# Work required
Tally how many lines in this material contain the word "translated", and reply only with the count.

# Supplied records
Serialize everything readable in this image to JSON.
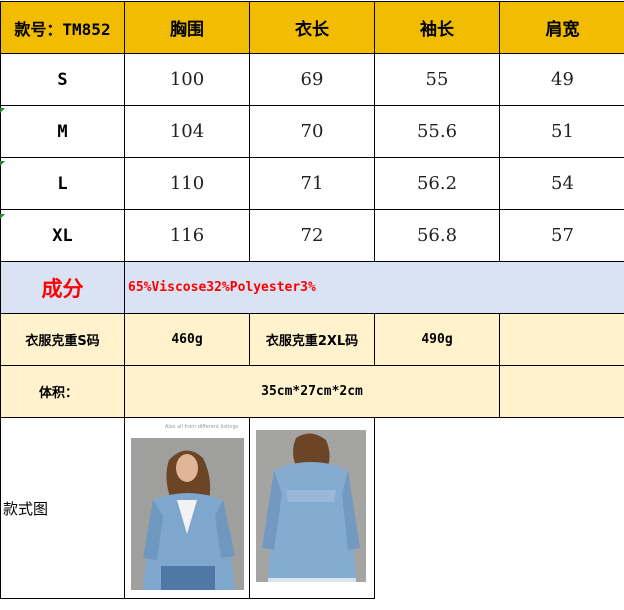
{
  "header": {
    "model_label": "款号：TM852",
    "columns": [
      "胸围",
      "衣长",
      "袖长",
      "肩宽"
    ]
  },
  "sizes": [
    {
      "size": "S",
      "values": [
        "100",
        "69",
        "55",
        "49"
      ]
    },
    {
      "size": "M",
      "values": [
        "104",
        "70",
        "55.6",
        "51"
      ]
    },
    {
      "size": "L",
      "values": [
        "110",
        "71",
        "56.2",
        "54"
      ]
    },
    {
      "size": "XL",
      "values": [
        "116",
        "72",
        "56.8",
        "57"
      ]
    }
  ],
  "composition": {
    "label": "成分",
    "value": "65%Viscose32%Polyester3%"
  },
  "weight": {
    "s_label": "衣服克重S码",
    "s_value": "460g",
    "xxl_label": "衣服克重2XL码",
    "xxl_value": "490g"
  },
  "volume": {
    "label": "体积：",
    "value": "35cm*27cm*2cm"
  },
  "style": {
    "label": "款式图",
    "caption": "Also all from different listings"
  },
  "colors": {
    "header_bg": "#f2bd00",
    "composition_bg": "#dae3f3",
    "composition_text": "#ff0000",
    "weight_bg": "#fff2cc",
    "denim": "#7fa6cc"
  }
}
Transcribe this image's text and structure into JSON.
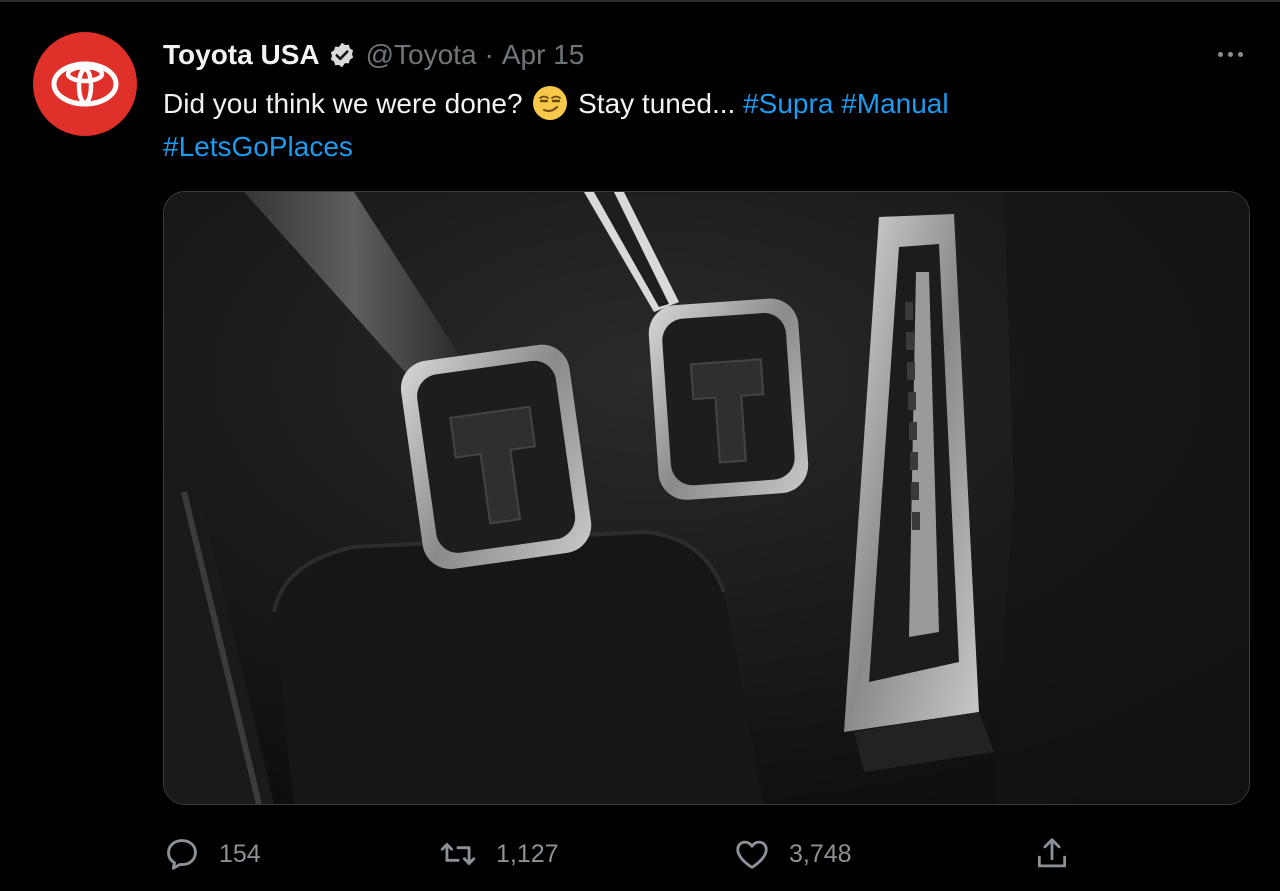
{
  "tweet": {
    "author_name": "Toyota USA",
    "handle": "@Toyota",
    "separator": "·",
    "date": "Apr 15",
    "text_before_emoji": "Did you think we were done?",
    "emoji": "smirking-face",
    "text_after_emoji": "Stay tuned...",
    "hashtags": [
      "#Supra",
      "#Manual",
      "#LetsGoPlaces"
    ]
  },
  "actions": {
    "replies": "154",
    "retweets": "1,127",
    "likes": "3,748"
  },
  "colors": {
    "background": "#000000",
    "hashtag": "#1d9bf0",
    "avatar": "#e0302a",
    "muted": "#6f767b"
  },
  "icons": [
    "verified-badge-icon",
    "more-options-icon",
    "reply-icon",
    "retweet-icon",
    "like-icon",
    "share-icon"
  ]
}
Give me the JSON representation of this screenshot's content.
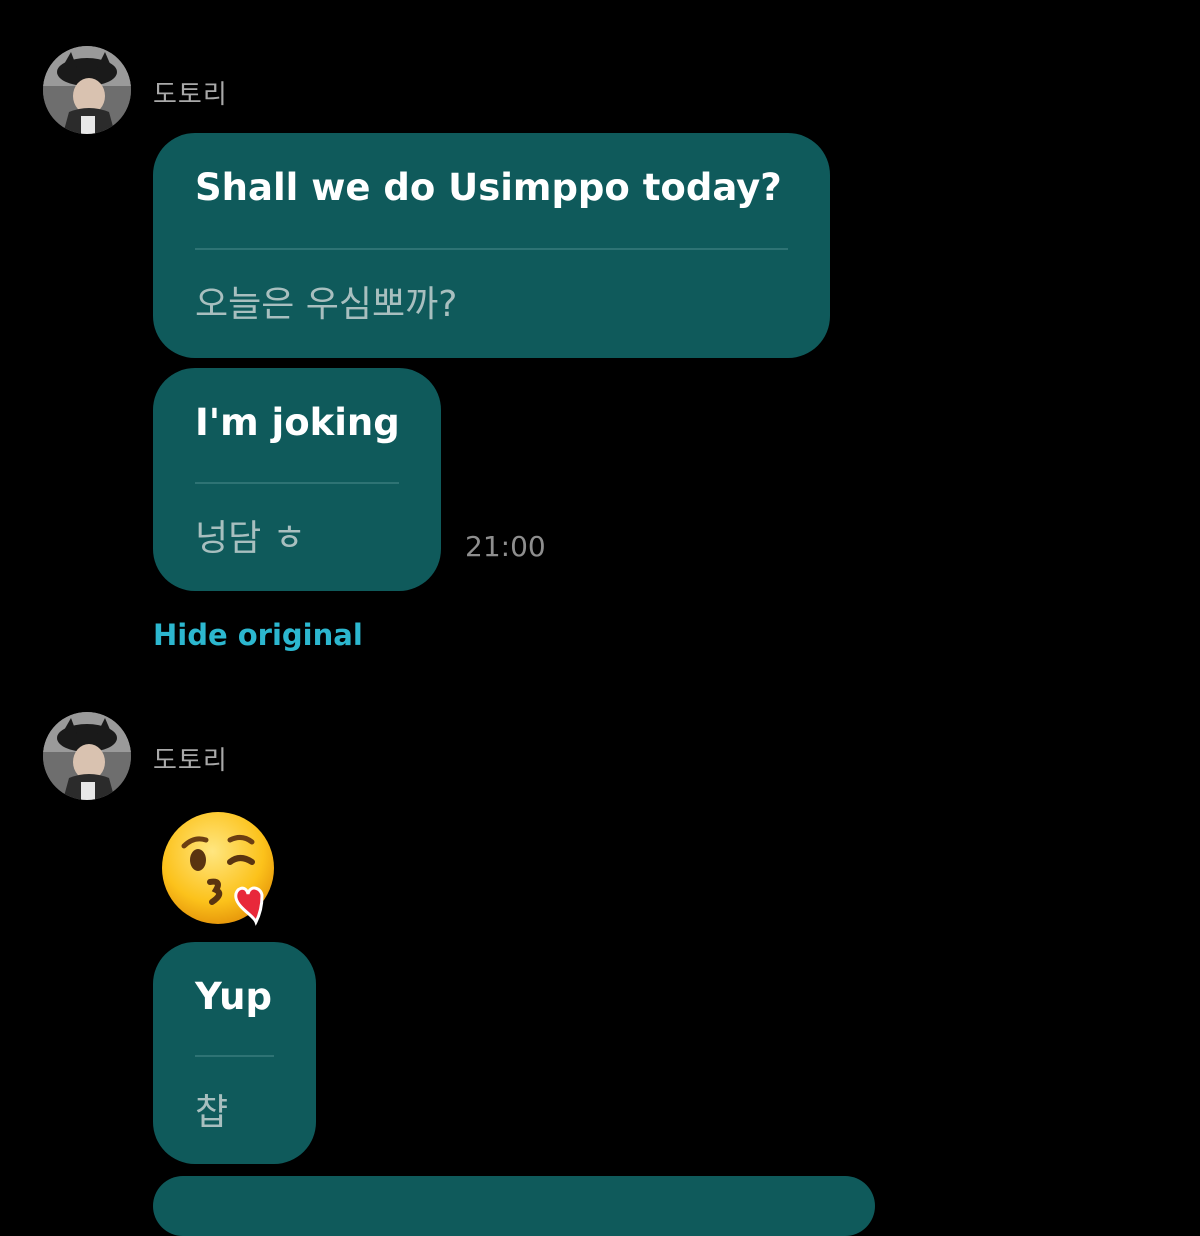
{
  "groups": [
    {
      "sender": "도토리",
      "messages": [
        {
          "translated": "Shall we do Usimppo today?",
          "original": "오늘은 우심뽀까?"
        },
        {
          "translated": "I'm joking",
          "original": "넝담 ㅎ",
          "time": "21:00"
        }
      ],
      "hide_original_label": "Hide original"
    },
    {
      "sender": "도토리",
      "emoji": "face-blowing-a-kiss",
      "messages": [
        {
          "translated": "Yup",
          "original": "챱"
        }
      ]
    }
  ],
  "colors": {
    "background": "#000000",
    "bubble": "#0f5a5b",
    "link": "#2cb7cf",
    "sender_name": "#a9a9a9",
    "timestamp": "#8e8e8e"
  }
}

# Output for this task
3